Libya's National Assembly has voted to make Sharia, Islamic law, the foundation of all legislation and state institutions in the country.
The immediate scope of the General National Congress''s (GNC) decision on Wednesday was not clear, but a special committee will review all existing laws to guarantee they comply with Islamic law.
"Islamic law is the source of legislation in Libya," the GNC said in a statement after the vote. "All state institutions need to comply with this."
The decision may impact banking, criminal and financial laws. One specific reform might include a shift to Islamic finance regulations that avoid interest and pure speculation.

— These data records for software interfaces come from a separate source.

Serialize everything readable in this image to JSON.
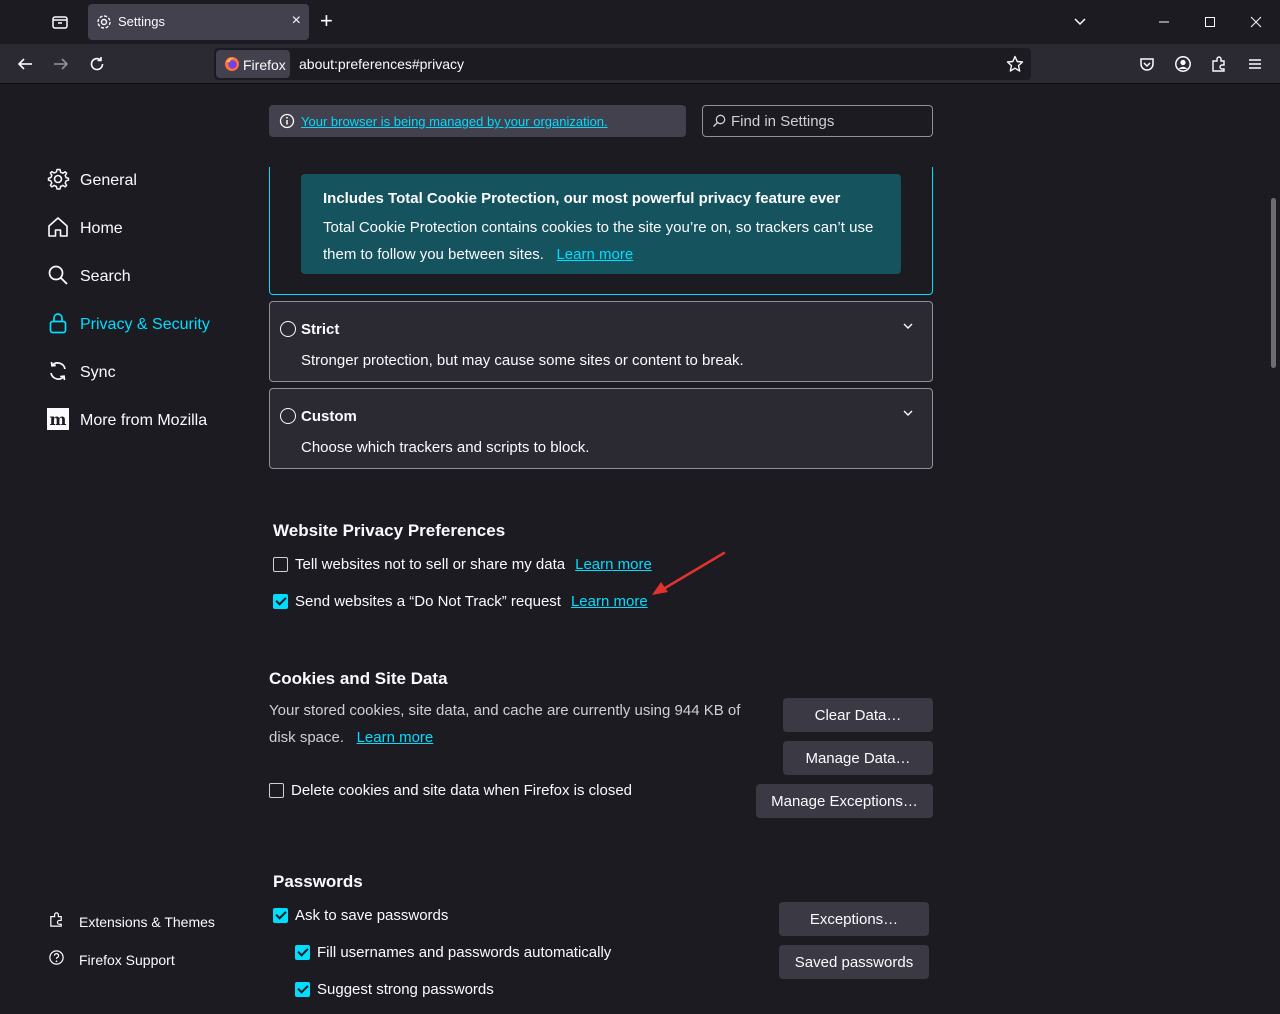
{
  "tab": {
    "title": "Settings",
    "close": "×",
    "new_tab": "+"
  },
  "navbar": {
    "identity_label": "Firefox",
    "url": "about:preferences#privacy"
  },
  "managed_notice": {
    "link": "Your browser is being managed by your organization."
  },
  "search": {
    "placeholder": "Find in Settings"
  },
  "sidebar": {
    "items": [
      {
        "label": "General",
        "icon": "gear-icon"
      },
      {
        "label": "Home",
        "icon": "home-icon"
      },
      {
        "label": "Search",
        "icon": "search-icon"
      },
      {
        "label": "Privacy & Security",
        "icon": "lock-icon",
        "active": true
      },
      {
        "label": "Sync",
        "icon": "sync-icon"
      },
      {
        "label": "More from Mozilla",
        "icon": "mozilla-icon"
      }
    ],
    "footer": [
      {
        "label": "Extensions & Themes",
        "icon": "puzzle-icon"
      },
      {
        "label": "Firefox Support",
        "icon": "help-icon"
      }
    ]
  },
  "standard_card": {
    "tcp_title": "Includes Total Cookie Protection, our most powerful privacy feature ever",
    "tcp_desc": "Total Cookie Protection contains cookies to the site you’re on, so trackers can’t use them to follow you between sites.",
    "tcp_link": "Learn more"
  },
  "strict": {
    "title": "Strict",
    "desc": "Stronger protection, but may cause some sites or content to break."
  },
  "custom": {
    "title": "Custom",
    "desc": "Choose which trackers and scripts to block."
  },
  "website_privacy": {
    "heading": "Website Privacy Preferences",
    "sell_label": "Tell websites not to sell or share my data",
    "sell_checked": false,
    "dnt_label": "Send websites a “Do Not Track” request",
    "dnt_checked": true,
    "learn_more": "Learn more"
  },
  "cookies": {
    "heading": "Cookies and Site Data",
    "desc": "Your stored cookies, site data, and cache are currently using 944 KB of disk space.",
    "learn_more": "Learn more",
    "clear_button": "Clear Data…",
    "manage_button": "Manage Data…",
    "exceptions_button": "Manage Exceptions…",
    "delete_label": "Delete cookies and site data when Firefox is closed",
    "delete_checked": false
  },
  "passwords": {
    "heading": "Passwords",
    "ask_label": "Ask to save passwords",
    "fill_label": "Fill usernames and passwords automatically",
    "suggest_label": "Suggest strong passwords",
    "exceptions_button": "Exceptions…",
    "saved_button": "Saved passwords"
  },
  "colors": {
    "accent": "#00ddff",
    "background": "#1c1b22",
    "annotation_arrow": "#e0332e"
  }
}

Libya has been in a state of transition for two years, with no new constitution, since the NATO-backed uprising that ousted Muammar Gaddafi.

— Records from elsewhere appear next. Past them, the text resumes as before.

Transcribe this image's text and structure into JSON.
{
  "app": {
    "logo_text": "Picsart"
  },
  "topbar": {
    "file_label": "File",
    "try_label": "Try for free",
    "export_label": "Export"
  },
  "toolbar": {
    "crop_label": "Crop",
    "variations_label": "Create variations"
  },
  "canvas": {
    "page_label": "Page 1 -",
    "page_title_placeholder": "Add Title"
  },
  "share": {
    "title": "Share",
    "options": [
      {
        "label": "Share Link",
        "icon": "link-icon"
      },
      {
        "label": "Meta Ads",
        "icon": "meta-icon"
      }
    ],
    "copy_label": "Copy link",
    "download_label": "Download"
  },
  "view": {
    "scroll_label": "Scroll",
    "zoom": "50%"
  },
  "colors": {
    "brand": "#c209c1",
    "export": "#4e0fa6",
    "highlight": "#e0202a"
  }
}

The GNC's decision came shortly before a vote to form a 60-member committee that will draft the new constitution.
As in Tunisia and Egypt where autocratic leaders were ousted in Arab Spring revolts, Libya has seen fierce debate over the role of Islam in its new democracy.
The Muslim Brotherhood's Justice and Construction party is one of the most well-organised forces in Libya and promotes Islamic law.

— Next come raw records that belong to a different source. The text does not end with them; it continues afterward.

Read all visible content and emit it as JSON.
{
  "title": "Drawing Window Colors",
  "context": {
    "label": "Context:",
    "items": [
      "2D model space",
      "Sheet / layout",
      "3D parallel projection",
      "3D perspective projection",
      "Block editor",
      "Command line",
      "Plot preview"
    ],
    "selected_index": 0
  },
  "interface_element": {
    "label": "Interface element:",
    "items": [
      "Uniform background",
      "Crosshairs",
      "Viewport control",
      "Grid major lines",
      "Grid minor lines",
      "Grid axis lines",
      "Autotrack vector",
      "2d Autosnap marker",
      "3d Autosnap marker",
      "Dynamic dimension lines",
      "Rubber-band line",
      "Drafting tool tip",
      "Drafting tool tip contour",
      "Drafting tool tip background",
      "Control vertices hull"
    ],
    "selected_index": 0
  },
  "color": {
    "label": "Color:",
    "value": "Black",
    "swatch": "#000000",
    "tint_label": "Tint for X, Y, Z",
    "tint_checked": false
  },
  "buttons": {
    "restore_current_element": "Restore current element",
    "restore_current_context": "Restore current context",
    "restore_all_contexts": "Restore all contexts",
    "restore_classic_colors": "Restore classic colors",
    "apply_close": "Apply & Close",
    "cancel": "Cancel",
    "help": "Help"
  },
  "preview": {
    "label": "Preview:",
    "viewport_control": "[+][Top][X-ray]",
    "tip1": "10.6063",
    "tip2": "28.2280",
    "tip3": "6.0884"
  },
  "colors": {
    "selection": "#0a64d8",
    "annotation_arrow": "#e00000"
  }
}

But the secular-leaning National Front Alliance, formed after the revolt, calls for a more liberal position.
Unlike codified Western law, Sharia is more loosely based on moral and legal guidelines of the Quran, the sayings of the Prophet Mohammed and Muslim traditions.